Can you truly know yourself? A penetrating inward reflection on this question may reveal its misleading nature. If there is you, then who is yourself that you want to know? As you keep looking deeper, you may notice that you’ve created an image of yourself in your mind. An image that you believe to be you.
It’s one of the questions that Eckhart Tolle explores in The Power of Now: A Guide to Spiritual Enlightenment which, since its publication in 1997, has become one of the most influential spiritual books of our time. Following a lifelong struggle with anxiety, depression, and eventual moment of inner awakening that he experienced at the age of twenty-nine, Eckhart Tolle has been teaching how to achieve vibrantly alive inner peace through the cultivation of the power of Presence, the awakened state of consciousness which transcends ego and discursive thinking.
Here’s how he describes the process of ego-formation:
As you grow up, you form a mental image of who you are, based on your personal and cultural conditioning. We may call this phantom self the ego. It consists of mind activity and can only be kept going through constant thinking. The term ego means different things to different people, but when I use it here it means a false self, created by unconscious identification with the mind.
Its basic disfunction, Eckhart Tolle continues, lies in its inability to be fully in the now: it always perceives things through the distortion of past and future:

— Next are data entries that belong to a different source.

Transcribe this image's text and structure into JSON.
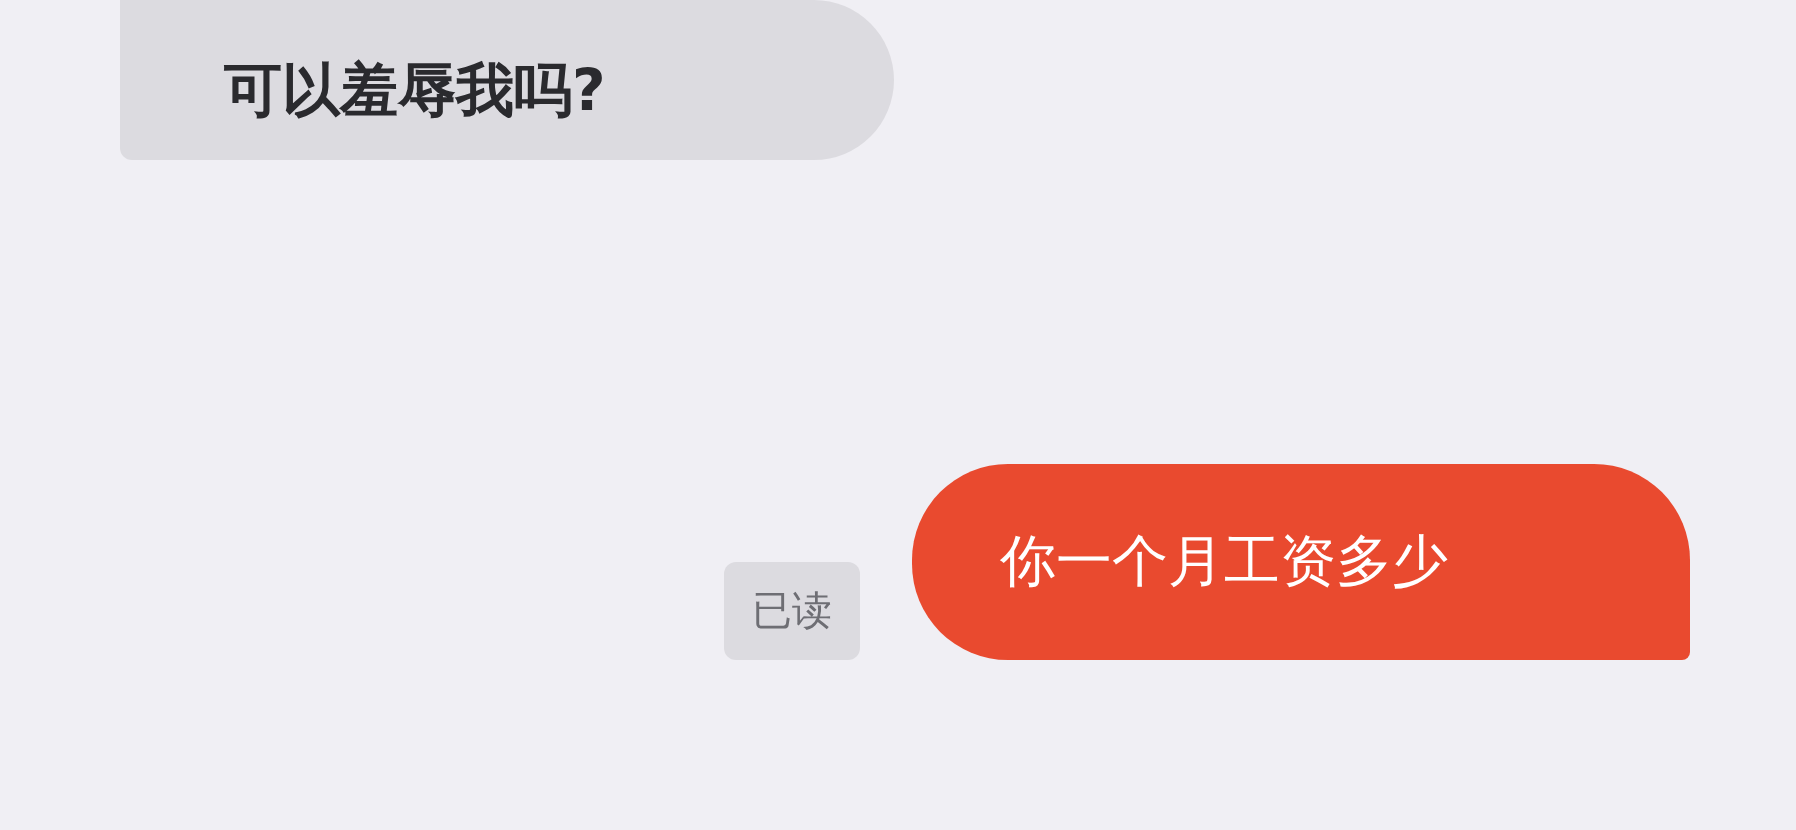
{
  "messages": [
    {
      "kind": "incoming",
      "text": "可以羞辱我吗?"
    },
    {
      "kind": "outgoing",
      "text": "你一个月工资多少",
      "read_label": "已读"
    }
  ]
}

To the ego, the present moment hardly exists. Only past and future are considered important. … It is always concerned with keeping the past alive, because without it — who are you? It constantly projects itself into the future to ensure its continued survival … “One day, when this, that, or the other happens, I am going to be okay, happy, at peace.
Having learned this, we may feel the need to understand the workings of our mind better, but this, Eckhart Tolle insists, is a futile endeavor:

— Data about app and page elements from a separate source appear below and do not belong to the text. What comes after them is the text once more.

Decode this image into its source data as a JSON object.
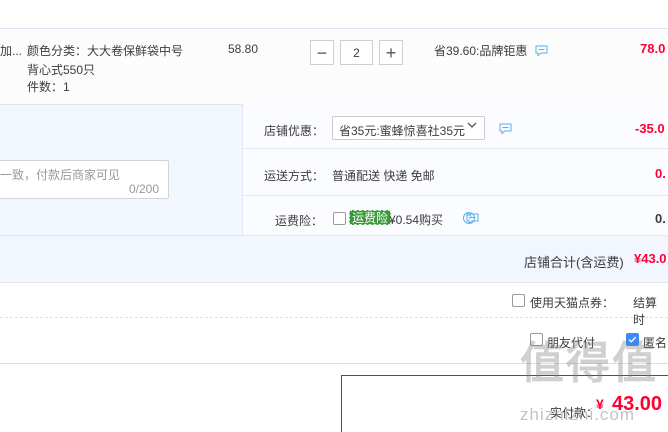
{
  "item": {
    "title_fragment": "加...",
    "sku": "颜色分类：大大卷保鲜袋中号 背心式550只",
    "qty_label": "件数：1",
    "price": "58.80",
    "quantity": "2",
    "minus": "−",
    "plus": "+",
    "saving": "省39.60:品牌钜惠",
    "total": "78.0"
  },
  "shop": {
    "message_placeholder": "一致，付款后商家可见",
    "message_count": "0/200",
    "discount_label": "店铺优惠：",
    "discount_selected": "省35元:蜜蜂惊喜社35元",
    "discount_value": "-35.0",
    "shipping_label": "运送方式：",
    "shipping_value": "普通配送 快递 免邮",
    "shipping_price": "0.",
    "insurance_label": "运费险：",
    "insurance_tag": "运费险",
    "insurance_price": "¥0.54购买",
    "insurance_value": "0.",
    "shop_total_label": "店铺合计(含运费)",
    "shop_total_value": "¥43.0"
  },
  "points": {
    "label": "使用天猫点券：",
    "note": "结算时"
  },
  "options": {
    "friend_pay": "朋友代付",
    "anonymous": "匿名"
  },
  "payment": {
    "label": "实付款：",
    "currency": "¥",
    "value": "43.00"
  },
  "watermark": {
    "logo": "值得值",
    "url": "zhizhizhi.com"
  },
  "colors": {
    "accent_red": "#ff0036",
    "panel_bg": "#f2f7ff",
    "checkbox_blue": "#3d8af7",
    "insurance_green": "#3c9a3c"
  }
}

The problems of the mind cannot be solved on the level of the mind. Once you have understood the basic dysfunction, there isn’t really much else that you need to learn or understand. Studying the complexities of the mind may make you a good psychologist, but doing so won’t take you beyond the mind, just as the study of madness isn’t enough to create sanity.

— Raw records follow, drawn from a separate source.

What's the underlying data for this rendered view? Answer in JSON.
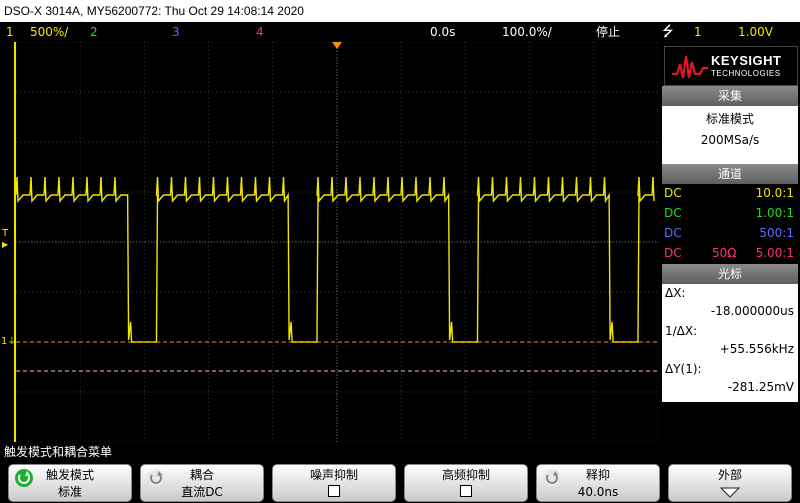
{
  "title": "DSO-X 3014A, MY56200772: Thu Oct 29 14:08:14 2020",
  "status": {
    "ch1_num": "1",
    "ch1_scale": "500%/",
    "ch2_num": "2",
    "ch3_num": "3",
    "ch4_num": "4",
    "time_delay": "0.0s",
    "time_scale": "100.0%/",
    "run_state": "停止",
    "trigger_icon": "trigger-edge-icon",
    "trigger_src": "1",
    "trigger_level": "1.00V"
  },
  "logo": {
    "name": "KEYSIGHT",
    "sub": "TECHNOLOGIES"
  },
  "acquire": {
    "header": "采集",
    "mode": "标准模式",
    "rate": "200MSa/s"
  },
  "channels": {
    "header": "通道",
    "rows": [
      {
        "coupling": "DC",
        "imp": "",
        "probe": "10.0:1",
        "color": "#f2e600"
      },
      {
        "coupling": "DC",
        "imp": "",
        "probe": "1.00:1",
        "color": "#22dd22"
      },
      {
        "coupling": "DC",
        "imp": "",
        "probe": "500:1",
        "color": "#5a6cff"
      },
      {
        "coupling": "DC",
        "imp": "50Ω",
        "probe": "5.00:1",
        "color": "#ff2d80"
      }
    ]
  },
  "cursors": {
    "header": "光标",
    "dx_label": "ΔX:",
    "dx_value": "-18.000000us",
    "inv_label": "1/ΔX:",
    "inv_value": "+55.556kHz",
    "dy_label": "ΔY(1):",
    "dy_value": "-281.25mV"
  },
  "markers": {
    "trigger_t": "T",
    "ground_1": "1"
  },
  "menu": {
    "title": "触发模式和耦合菜单",
    "keys": [
      {
        "l1": "触发模式",
        "l2": "标准",
        "icon": "rotate-knob-icon"
      },
      {
        "l1": "耦合",
        "l2": "直流DC",
        "icon": "rotate-knob-icon"
      },
      {
        "l1": "噪声抑制",
        "l2": "",
        "icon": "checkbox-icon"
      },
      {
        "l1": "高频抑制",
        "l2": "",
        "icon": "checkbox-icon"
      },
      {
        "l1": "释抑",
        "l2": "40.0ns",
        "icon": "rotate-knob-icon"
      },
      {
        "l1": "外部",
        "l2": "",
        "icon": "down-arrow-icon"
      }
    ]
  },
  "colors": {
    "ch1": "#f2e600",
    "ch2": "#22dd22",
    "ch3": "#5a6cff",
    "ch4": "#ff2d80",
    "trigger_marker": "#ff8c00",
    "cursor_line": "#ffb4c8"
  },
  "waveform": {
    "high_level": 1.0,
    "low_level": 0.0,
    "period_divs": 2.5,
    "duty": 0.82
  }
}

The key to liberation, he continues, lies in the present moment, the only place where we can find out true self rooted in Being:
So once you recognize the root of unconsciousness as identification with the mind, which of course includes the emotions, you step out of it. You become present. When you are present, you can allow the mind to be as it is without getting entangled in it. The mind in itself is not dysfunctional. It is a wonderful tool. Dysfunction sets in when you seek your self in it and mistake it for who you are. It then becomes the egoic mind and takes over your whole life.